Records from a data collection:
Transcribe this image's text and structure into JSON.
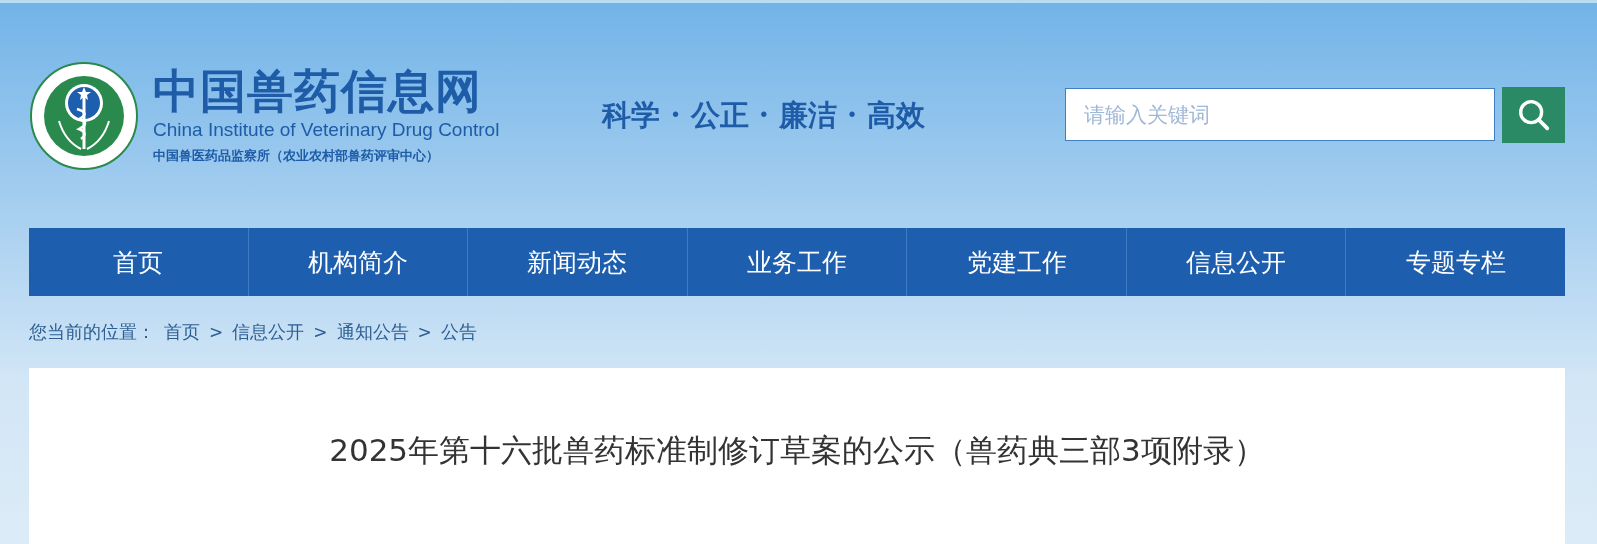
{
  "header": {
    "site_title": "中国兽药信息网",
    "site_subtitle_en": "China Institute of Veterinary Drug Control",
    "site_subtitle_cn": "中国兽医药品监察所（农业农村部兽药评审中心）",
    "motto": "科学 · 公正 · 廉洁 · 高效"
  },
  "search": {
    "placeholder": "请输入关键词"
  },
  "nav": [
    {
      "label": "首页",
      "selected": false
    },
    {
      "label": "机构简介",
      "selected": false
    },
    {
      "label": "新闻动态",
      "selected": false
    },
    {
      "label": "业务工作",
      "selected": false
    },
    {
      "label": "党建工作",
      "selected": false
    },
    {
      "label": "信息公开",
      "selected": false
    },
    {
      "label": "专题专栏",
      "selected": false
    }
  ],
  "breadcrumb": {
    "label": "您当前的位置：",
    "items": [
      {
        "kind": "link",
        "text": "首页"
      },
      {
        "kind": "separator",
        "text": ">"
      },
      {
        "kind": "link",
        "text": "信息公开"
      },
      {
        "kind": "separator",
        "text": ">"
      },
      {
        "kind": "link",
        "text": "通知公告"
      },
      {
        "kind": "separator",
        "text": ">"
      },
      {
        "kind": "link",
        "text": "公告"
      }
    ]
  },
  "article": {
    "title": "2025年第十六批兽药标准制修订草案的公示（兽药典三部3项附录）"
  }
}
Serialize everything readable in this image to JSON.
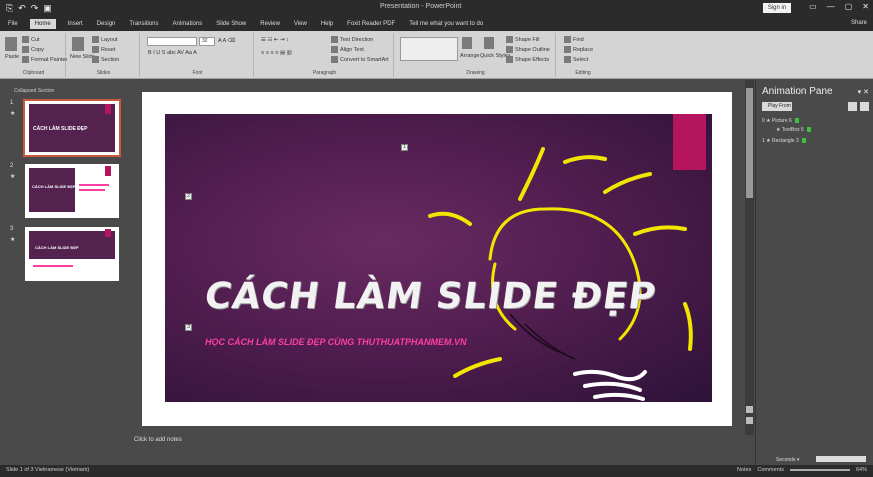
{
  "titlebar": {
    "qa": [
      "⎘",
      "↶",
      "↷",
      "▣"
    ],
    "title": "Presentation - PowerPoint",
    "signin": "Sign in",
    "controls": [
      "▭",
      "—",
      "▢",
      "✕"
    ]
  },
  "tabs": [
    {
      "label": "File",
      "active": false
    },
    {
      "label": "Home",
      "active": true
    },
    {
      "label": "Insert",
      "active": false
    },
    {
      "label": "Design",
      "active": false
    },
    {
      "label": "Transitions",
      "active": false
    },
    {
      "label": "Animations",
      "active": false
    },
    {
      "label": "Slide Show",
      "active": false
    },
    {
      "label": "Review",
      "active": false
    },
    {
      "label": "View",
      "active": false
    },
    {
      "label": "Help",
      "active": false
    },
    {
      "label": "Foxit Reader PDF",
      "active": false
    },
    {
      "label": "Tell me what you want to do",
      "active": false
    }
  ],
  "share": "Share",
  "ribbon": {
    "clipboard": {
      "paste": "Paste",
      "cut": "Cut",
      "copy": "Copy",
      "format_painter": "Format Painter",
      "label": "Clipboard"
    },
    "slides": {
      "new_slide": "New Slide",
      "layout": "Layout",
      "reset": "Reset",
      "section": "Section",
      "label": "Slides"
    },
    "font": {
      "label": "Font",
      "size": "32"
    },
    "paragraph": {
      "text_direction": "Text Direction",
      "align_text": "Align Text",
      "smartart": "Convert to SmartArt",
      "label": "Paragraph"
    },
    "drawing": {
      "arrange": "Arrange",
      "quick_styles": "Quick Styles",
      "shape_fill": "Shape Fill",
      "shape_outline": "Shape Outline",
      "shape_effects": "Shape Effects",
      "label": "Drawing"
    },
    "editing": {
      "find": "Find",
      "replace": "Replace",
      "select": "Select",
      "label": "Editing"
    }
  },
  "thumbs": {
    "title": "Collapsed Section",
    "slides": [
      {
        "num": "1",
        "title": "CÁCH LÀM SLIDE ĐẸP",
        "selected": true
      },
      {
        "num": "2",
        "title": "CÁCH LÀM SLIDE ĐẸP",
        "selected": false
      },
      {
        "num": "3",
        "title": "CÁCH LÀM SLIDE ĐẸP",
        "selected": false
      }
    ]
  },
  "slide": {
    "title": "CÁCH LÀM SLIDE ĐẸP",
    "subtitle": "HỌC CÁCH LÀM SLIDE ĐẸP CÙNG THUTHUATPHANMEM.VN",
    "markers": [
      "1",
      "2",
      "3"
    ]
  },
  "notes": "Click to add notes",
  "animation_pane": {
    "title": "Animation Pane",
    "play_from": "Play From",
    "items": [
      {
        "num": "0",
        "label": "Picture 6"
      },
      {
        "num": "",
        "label": "TextBox 5"
      },
      {
        "num": "1",
        "label": "Rectangle 3"
      }
    ],
    "seconds": "Seconds ▾"
  },
  "status": {
    "left": "Slide 1 of 3   Vietnamese (Vietnam)",
    "right": [
      "Notes",
      "Comments",
      "64%"
    ]
  },
  "colors": {
    "accent": "#b5145e",
    "slide_bg": "#4e1d4d",
    "subtitle": "#ff3ea5",
    "bulb": "#f2e600"
  }
}
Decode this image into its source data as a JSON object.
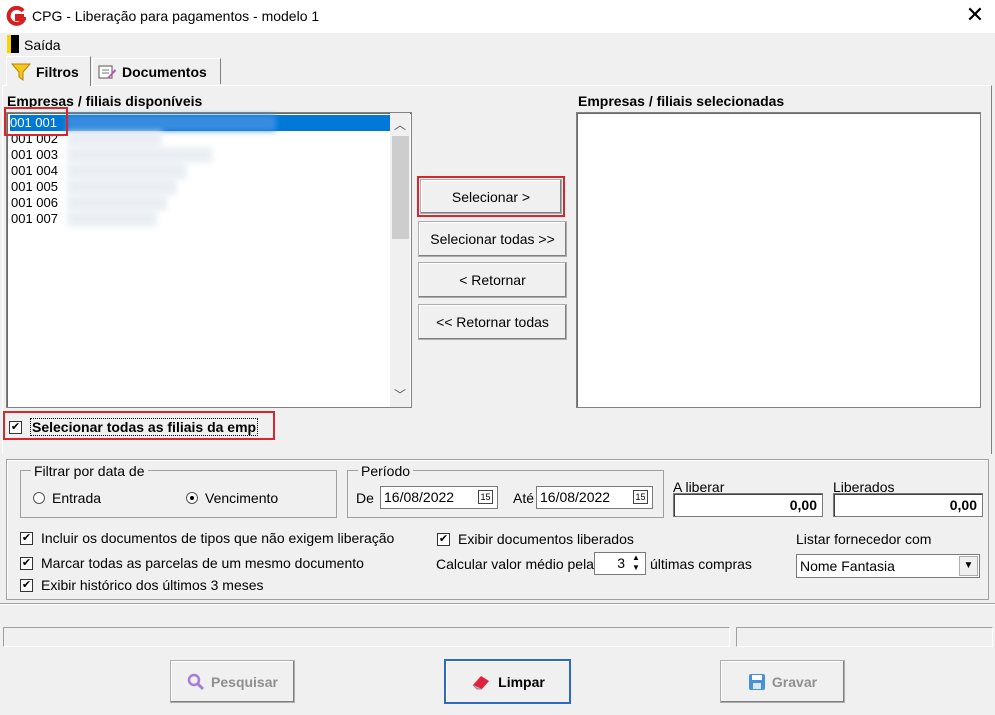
{
  "window": {
    "title": "CPG - Liberação para pagamentos - modelo 1"
  },
  "menu": {
    "exit": "Saída"
  },
  "tabs": [
    {
      "label": "Filtros"
    },
    {
      "label": "Documentos"
    }
  ],
  "available": {
    "label": "Empresas / filiais disponíveis",
    "items": [
      {
        "code": "001 001"
      },
      {
        "code": "001 002"
      },
      {
        "code": "001 003"
      },
      {
        "code": "001 004"
      },
      {
        "code": "001 005"
      },
      {
        "code": "001 006"
      },
      {
        "code": "001 007"
      }
    ]
  },
  "selected": {
    "label": "Empresas / filiais selecionadas"
  },
  "buttons": {
    "selecionar": "Selecionar >",
    "selecionar_todas": "Selecionar todas >>",
    "retornar": "< Retornar",
    "retornar_todas": "<< Retornar todas",
    "pesquisar": "Pesquisar",
    "limpar": "Limpar",
    "gravar": "Gravar"
  },
  "select_all_filiais": {
    "label": "Selecionar todas as filiais da emp",
    "checked": true
  },
  "filter_by_date": {
    "legend": "Filtrar por data de",
    "options": [
      "Entrada",
      "Vencimento"
    ],
    "selected": "Vencimento"
  },
  "periodo": {
    "legend": "Período",
    "de_label": "De",
    "de": "16/08/2022",
    "ate_label": "Até",
    "ate": "16/08/2022",
    "cal_icon_text": "15"
  },
  "totals": {
    "a_liberar_label": "A liberar",
    "a_liberar": "0,00",
    "liberados_label": "Liberados",
    "liberados": "0,00"
  },
  "options": {
    "incluir": "Incluir os documentos de tipos que não exigem liberação",
    "marcar": "Marcar todas as parcelas de um mesmo documento",
    "historico": "Exibir histórico dos últimos 3 meses",
    "exibir_liberados": "Exibir documentos liberados"
  },
  "average": {
    "prefix": "Calcular valor médio pelas",
    "value": "3",
    "suffix": "últimas compras"
  },
  "fornecedor": {
    "label": "Listar fornecedor com",
    "value": "Nome Fantasia"
  },
  "icons": {
    "logo": "app-logo-icon",
    "filter": "funnel-icon",
    "documents": "document-pen-icon",
    "search": "magnifier-icon",
    "eraser": "eraser-icon",
    "save": "floppy-disk-icon"
  },
  "colors": {
    "selection": "#0078d7",
    "annotation": "#d6272d"
  }
}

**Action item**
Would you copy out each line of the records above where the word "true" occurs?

**Solution to this task**
      "active": true
        "selected": true
    "checked": true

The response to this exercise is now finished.